## WHAT YOU ARE ASKED TO DO
Look through the entries below and return all lines including the word "whitey".

## SOURCE INFORMATION
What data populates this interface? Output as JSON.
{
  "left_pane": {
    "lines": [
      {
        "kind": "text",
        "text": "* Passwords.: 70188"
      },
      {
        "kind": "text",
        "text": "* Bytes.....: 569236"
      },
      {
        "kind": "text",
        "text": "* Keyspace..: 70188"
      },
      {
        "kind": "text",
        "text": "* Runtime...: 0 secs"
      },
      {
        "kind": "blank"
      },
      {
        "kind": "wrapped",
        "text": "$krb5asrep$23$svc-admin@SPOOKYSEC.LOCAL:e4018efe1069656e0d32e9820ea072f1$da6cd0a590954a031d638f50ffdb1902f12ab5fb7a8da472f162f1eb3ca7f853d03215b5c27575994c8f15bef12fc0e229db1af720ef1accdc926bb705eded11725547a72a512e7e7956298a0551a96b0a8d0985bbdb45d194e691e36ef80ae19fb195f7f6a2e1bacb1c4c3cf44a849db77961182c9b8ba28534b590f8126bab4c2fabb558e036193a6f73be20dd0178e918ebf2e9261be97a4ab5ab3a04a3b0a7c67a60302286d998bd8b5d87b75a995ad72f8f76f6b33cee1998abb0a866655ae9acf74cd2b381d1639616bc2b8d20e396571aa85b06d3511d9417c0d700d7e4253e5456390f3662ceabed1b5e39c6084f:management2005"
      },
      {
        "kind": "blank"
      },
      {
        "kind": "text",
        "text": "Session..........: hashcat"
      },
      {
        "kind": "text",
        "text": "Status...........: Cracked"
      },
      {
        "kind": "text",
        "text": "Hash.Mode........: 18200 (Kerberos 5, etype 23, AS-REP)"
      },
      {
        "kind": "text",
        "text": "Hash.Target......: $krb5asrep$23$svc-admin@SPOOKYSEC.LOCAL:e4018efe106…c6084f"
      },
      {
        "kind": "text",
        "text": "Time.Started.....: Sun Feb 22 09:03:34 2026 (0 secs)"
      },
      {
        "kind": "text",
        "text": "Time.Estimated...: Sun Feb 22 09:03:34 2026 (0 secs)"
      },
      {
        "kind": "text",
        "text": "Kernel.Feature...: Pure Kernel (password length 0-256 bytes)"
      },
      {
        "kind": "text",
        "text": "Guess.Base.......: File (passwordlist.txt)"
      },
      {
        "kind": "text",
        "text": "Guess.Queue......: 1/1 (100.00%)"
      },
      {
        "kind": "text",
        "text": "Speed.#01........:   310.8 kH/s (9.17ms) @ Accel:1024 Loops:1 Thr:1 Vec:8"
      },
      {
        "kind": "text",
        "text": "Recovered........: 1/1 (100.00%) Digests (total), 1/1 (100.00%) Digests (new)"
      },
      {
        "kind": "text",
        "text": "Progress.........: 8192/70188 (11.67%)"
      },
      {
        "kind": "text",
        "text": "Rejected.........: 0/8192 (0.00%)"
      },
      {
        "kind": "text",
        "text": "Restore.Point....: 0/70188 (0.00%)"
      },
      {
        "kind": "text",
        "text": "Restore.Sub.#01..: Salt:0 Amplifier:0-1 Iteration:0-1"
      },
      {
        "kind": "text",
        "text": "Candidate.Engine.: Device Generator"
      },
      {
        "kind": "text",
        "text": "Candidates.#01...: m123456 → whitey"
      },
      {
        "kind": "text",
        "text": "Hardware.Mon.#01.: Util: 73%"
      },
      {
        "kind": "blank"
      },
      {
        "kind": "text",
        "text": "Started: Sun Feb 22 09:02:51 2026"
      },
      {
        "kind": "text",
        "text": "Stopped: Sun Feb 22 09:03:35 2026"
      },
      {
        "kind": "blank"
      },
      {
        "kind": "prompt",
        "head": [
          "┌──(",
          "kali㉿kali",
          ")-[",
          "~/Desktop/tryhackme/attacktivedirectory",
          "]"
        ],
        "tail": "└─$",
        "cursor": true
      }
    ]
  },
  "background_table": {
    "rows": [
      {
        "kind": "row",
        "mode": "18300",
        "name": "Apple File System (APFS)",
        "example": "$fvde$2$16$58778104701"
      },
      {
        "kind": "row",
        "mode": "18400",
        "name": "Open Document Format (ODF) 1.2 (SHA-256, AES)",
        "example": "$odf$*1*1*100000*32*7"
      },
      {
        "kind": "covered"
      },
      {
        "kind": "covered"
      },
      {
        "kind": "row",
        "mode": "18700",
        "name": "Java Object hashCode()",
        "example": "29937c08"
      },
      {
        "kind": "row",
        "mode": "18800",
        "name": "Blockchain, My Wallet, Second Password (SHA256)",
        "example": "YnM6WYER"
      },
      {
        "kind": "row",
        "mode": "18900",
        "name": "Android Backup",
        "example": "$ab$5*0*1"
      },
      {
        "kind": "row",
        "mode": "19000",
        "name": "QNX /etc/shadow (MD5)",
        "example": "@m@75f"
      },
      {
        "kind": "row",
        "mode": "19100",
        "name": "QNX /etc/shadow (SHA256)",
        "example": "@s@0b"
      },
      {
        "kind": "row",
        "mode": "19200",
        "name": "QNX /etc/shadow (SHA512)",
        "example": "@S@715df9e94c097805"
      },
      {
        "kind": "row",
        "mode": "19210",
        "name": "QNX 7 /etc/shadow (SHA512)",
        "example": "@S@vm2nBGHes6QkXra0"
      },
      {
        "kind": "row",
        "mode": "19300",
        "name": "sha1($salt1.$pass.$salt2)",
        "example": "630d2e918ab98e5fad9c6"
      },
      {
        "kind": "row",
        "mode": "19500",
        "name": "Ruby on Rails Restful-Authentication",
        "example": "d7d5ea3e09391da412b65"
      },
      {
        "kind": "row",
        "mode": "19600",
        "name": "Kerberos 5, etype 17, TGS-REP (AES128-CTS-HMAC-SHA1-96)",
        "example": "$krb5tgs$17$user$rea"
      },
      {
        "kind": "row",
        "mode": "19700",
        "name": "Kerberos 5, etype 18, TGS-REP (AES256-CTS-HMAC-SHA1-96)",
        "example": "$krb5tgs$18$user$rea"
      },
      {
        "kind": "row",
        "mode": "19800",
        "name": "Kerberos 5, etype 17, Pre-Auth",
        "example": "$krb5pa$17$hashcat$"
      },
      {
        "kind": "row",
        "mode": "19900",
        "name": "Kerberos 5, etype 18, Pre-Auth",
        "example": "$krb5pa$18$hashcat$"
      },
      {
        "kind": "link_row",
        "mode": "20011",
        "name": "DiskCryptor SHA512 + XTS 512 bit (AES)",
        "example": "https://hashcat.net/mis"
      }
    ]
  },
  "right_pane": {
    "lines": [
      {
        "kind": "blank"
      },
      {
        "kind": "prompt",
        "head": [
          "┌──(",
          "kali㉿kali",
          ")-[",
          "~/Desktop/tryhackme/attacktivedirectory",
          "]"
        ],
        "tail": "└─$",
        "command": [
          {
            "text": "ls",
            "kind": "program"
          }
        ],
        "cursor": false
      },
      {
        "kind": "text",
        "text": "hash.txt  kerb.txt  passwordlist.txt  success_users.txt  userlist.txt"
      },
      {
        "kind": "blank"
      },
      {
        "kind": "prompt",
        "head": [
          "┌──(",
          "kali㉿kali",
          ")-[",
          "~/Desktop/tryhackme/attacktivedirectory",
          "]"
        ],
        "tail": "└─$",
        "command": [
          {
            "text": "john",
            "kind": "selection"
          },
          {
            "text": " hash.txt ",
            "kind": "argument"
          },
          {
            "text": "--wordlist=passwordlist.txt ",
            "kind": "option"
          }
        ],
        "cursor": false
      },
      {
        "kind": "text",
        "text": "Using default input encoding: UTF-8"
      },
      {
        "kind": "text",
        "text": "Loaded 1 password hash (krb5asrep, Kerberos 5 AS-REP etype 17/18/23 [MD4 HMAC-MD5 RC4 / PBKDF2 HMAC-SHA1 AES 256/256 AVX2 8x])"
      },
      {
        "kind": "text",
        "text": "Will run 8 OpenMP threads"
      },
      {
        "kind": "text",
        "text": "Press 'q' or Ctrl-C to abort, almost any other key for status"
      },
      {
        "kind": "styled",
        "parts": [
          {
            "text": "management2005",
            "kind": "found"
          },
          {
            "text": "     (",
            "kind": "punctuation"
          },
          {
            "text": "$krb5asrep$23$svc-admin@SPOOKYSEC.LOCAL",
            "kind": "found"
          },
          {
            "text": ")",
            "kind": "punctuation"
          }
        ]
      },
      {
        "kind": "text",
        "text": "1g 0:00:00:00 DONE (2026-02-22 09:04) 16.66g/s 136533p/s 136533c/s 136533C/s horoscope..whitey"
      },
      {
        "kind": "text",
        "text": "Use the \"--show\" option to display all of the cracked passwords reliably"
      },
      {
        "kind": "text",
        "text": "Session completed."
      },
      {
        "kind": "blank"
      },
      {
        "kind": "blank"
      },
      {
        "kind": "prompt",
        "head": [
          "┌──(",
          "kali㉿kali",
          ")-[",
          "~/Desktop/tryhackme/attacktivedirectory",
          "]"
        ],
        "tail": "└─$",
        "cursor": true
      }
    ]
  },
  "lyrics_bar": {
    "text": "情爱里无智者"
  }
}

## ANSWER SECTION
        "text": "Candidates.#01...: m123456 → whitey"
        "text": "1g 0:00:00:00 DONE (2026-02-22 09:04) 16.66g/s 136533p/s 136533c/s 136533C/s horoscope..whitey"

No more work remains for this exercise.